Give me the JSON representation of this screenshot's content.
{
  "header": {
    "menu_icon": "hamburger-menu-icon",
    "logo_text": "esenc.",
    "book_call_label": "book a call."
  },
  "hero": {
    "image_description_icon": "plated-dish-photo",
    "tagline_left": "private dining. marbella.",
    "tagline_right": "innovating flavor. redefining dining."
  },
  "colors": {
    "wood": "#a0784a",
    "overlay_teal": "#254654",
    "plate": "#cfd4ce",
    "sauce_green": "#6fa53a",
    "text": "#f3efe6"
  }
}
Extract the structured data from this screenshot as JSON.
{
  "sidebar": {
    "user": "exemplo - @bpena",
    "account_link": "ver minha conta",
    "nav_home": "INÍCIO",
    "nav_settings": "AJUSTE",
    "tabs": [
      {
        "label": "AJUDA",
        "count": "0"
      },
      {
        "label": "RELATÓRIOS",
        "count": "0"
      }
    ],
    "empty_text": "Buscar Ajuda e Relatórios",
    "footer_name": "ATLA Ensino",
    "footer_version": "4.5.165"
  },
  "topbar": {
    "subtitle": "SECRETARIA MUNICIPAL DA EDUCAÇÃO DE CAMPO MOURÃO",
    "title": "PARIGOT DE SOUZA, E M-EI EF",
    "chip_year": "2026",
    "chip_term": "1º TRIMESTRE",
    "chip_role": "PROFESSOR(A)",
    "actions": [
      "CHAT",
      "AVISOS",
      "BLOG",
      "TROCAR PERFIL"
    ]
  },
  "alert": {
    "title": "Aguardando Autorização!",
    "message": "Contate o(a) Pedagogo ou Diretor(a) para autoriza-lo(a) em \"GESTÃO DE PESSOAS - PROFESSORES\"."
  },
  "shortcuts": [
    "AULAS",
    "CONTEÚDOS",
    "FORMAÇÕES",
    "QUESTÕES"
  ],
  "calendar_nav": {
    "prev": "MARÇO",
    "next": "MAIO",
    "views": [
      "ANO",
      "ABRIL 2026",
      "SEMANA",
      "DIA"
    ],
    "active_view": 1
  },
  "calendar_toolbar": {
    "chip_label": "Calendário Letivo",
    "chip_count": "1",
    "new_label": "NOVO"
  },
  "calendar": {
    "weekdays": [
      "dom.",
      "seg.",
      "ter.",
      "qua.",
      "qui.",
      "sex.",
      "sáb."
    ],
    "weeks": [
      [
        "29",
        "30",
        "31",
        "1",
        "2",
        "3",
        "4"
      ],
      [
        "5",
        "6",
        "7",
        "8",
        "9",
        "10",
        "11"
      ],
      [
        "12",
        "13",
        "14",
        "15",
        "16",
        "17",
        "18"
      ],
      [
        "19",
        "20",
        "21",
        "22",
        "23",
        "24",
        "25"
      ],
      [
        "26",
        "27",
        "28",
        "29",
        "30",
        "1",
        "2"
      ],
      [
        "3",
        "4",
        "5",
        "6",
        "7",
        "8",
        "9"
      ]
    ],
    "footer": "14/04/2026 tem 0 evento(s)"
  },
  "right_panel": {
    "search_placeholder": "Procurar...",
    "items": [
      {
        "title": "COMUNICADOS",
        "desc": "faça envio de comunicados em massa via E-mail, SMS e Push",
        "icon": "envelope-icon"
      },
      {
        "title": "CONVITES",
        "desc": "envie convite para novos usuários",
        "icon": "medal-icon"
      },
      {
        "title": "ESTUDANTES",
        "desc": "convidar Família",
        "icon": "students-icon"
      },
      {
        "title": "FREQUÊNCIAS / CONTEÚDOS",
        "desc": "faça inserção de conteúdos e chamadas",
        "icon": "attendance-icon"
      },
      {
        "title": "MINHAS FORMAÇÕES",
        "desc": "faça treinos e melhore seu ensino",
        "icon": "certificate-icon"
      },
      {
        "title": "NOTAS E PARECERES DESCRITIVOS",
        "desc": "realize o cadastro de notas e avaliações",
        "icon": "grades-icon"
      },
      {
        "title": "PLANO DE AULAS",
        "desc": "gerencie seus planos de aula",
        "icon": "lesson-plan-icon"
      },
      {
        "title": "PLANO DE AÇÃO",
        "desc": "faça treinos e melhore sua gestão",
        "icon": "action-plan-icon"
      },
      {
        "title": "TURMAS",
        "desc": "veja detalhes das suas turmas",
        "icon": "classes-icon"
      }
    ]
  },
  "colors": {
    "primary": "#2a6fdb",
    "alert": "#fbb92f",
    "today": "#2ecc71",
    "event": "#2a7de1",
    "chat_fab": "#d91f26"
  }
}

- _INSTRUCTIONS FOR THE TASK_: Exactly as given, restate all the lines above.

- _SOLUTION TO THIS PROBLEM_:
Give me the JSON representation of this screenshot's content.
{
  "header": {
    "menu_icon": "hamburger-menu-icon",
    "logo_text": "esenc.",
    "book_call_label": "book a call."
  },
  "hero": {
    "image_description_icon": "plated-dish-photo",
    "tagline_left": "private dining. marbella.",
    "tagline_right": "innovating flavor. redefining dining."
  },
  "colors": {
    "wood": "#a0784a",
    "overlay_teal": "#254654",
    "plate": "#cfd4ce",
    "sauce_green": "#6fa53a",
    "text": "#f3efe6"
  }
}
Extract the structured data from this screenshot as JSON.
{
  "sidebar": {
    "user": "exemplo - @bpena",
    "account_link": "ver minha conta",
    "nav_home": "INÍCIO",
    "nav_settings": "AJUSTE",
    "tabs": [
      {
        "label": "AJUDA",
        "count": "0"
      },
      {
        "label": "RELATÓRIOS",
        "count": "0"
      }
    ],
    "empty_text": "Buscar Ajuda e Relatórios",
    "footer_name": "ATLA Ensino",
    "footer_version": "4.5.165"
  },
  "topbar": {
    "subtitle": "SECRETARIA MUNICIPAL DA EDUCAÇÃO DE CAMPO MOURÃO",
    "title": "PARIGOT DE SOUZA, E M-EI EF",
    "chip_year": "2026",
    "chip_term": "1º TRIMESTRE",
    "chip_role": "PROFESSOR(A)",
    "actions": [
      "CHAT",
      "AVISOS",
      "BLOG",
      "TROCAR PERFIL"
    ]
  },
  "alert": {
    "title": "Aguardando Autorização!",
    "message": "Contate o(a) Pedagogo ou Diretor(a) para autoriza-lo(a) em \"GESTÃO DE PESSOAS - PROFESSORES\"."
  },
  "shortcuts": [
    "AULAS",
    "CONTEÚDOS",
    "FORMAÇÕES",
    "QUESTÕES"
  ],
  "calendar_nav": {
    "prev": "MARÇO",
    "next": "MAIO",
    "views": [
      "ANO",
      "ABRIL 2026",
      "SEMANA",
      "DIA"
    ],
    "active_view": 1
  },
  "calendar_toolbar": {
    "chip_label": "Calendário Letivo",
    "chip_count": "1",
    "new_label": "NOVO"
  },
  "calendar": {
    "weekdays": [
      "dom.",
      "seg.",
      "ter.",
      "qua.",
      "qui.",
      "sex.",
      "sáb."
    ],
    "weeks": [
      [
        "29",
        "30",
        "31",
        "1",
        "2",
        "3",
        "4"
      ],
      [
        "5",
        "6",
        "7",
        "8",
        "9",
        "10",
        "11"
      ],
      [
        "12",
        "13",
        "14",
        "15",
        "16",
        "17",
        "18"
      ],
      [
        "19",
        "20",
        "21",
        "22",
        "23",
        "24",
        "25"
      ],
      [
        "26",
        "27",
        "28",
        "29",
        "30",
        "1",
        "2"
      ],
      [
        "3",
        "4",
        "5",
        "6",
        "7",
        "8",
        "9"
      ]
    ],
    "footer": "14/04/2026 tem 0 evento(s)"
  },
  "right_panel": {
    "search_placeholder": "Procurar...",
    "items": [
      {
        "title": "COMUNICADOS",
        "desc": "faça envio de comunicados em massa via E-mail, SMS e Push",
        "icon": "envelope-icon"
      },
      {
        "title": "CONVITES",
        "desc": "envie convite para novos usuários",
        "icon": "medal-icon"
      },
      {
        "title": "ESTUDANTES",
        "desc": "convidar Família",
        "icon": "students-icon"
      },
      {
        "title": "FREQUÊNCIAS / CONTEÚDOS",
        "desc": "faça inserção de conteúdos e chamadas",
        "icon": "attendance-icon"
      },
      {
        "title": "MINHAS FORMAÇÕES",
        "desc": "faça treinos e melhore seu ensino",
        "icon": "certificate-icon"
      },
      {
        "title": "NOTAS E PARECERES DESCRITIVOS",
        "desc": "realize o cadastro de notas e avaliações",
        "icon": "grades-icon"
      },
      {
        "title": "PLANO DE AULAS",
        "desc": "gerencie seus planos de aula",
        "icon": "lesson-plan-icon"
      },
      {
        "title": "PLANO DE AÇÃO",
        "desc": "faça treinos e melhore sua gestão",
        "icon": "action-plan-icon"
      },
      {
        "title": "TURMAS",
        "desc": "veja detalhes das suas turmas",
        "icon": "classes-icon"
      }
    ]
  },
  "colors": {
    "primary": "#2a6fdb",
    "alert": "#fbb92f",
    "today": "#2ecc71",
    "event": "#2a7de1",
    "chat_fab": "#d91f26"
  }
}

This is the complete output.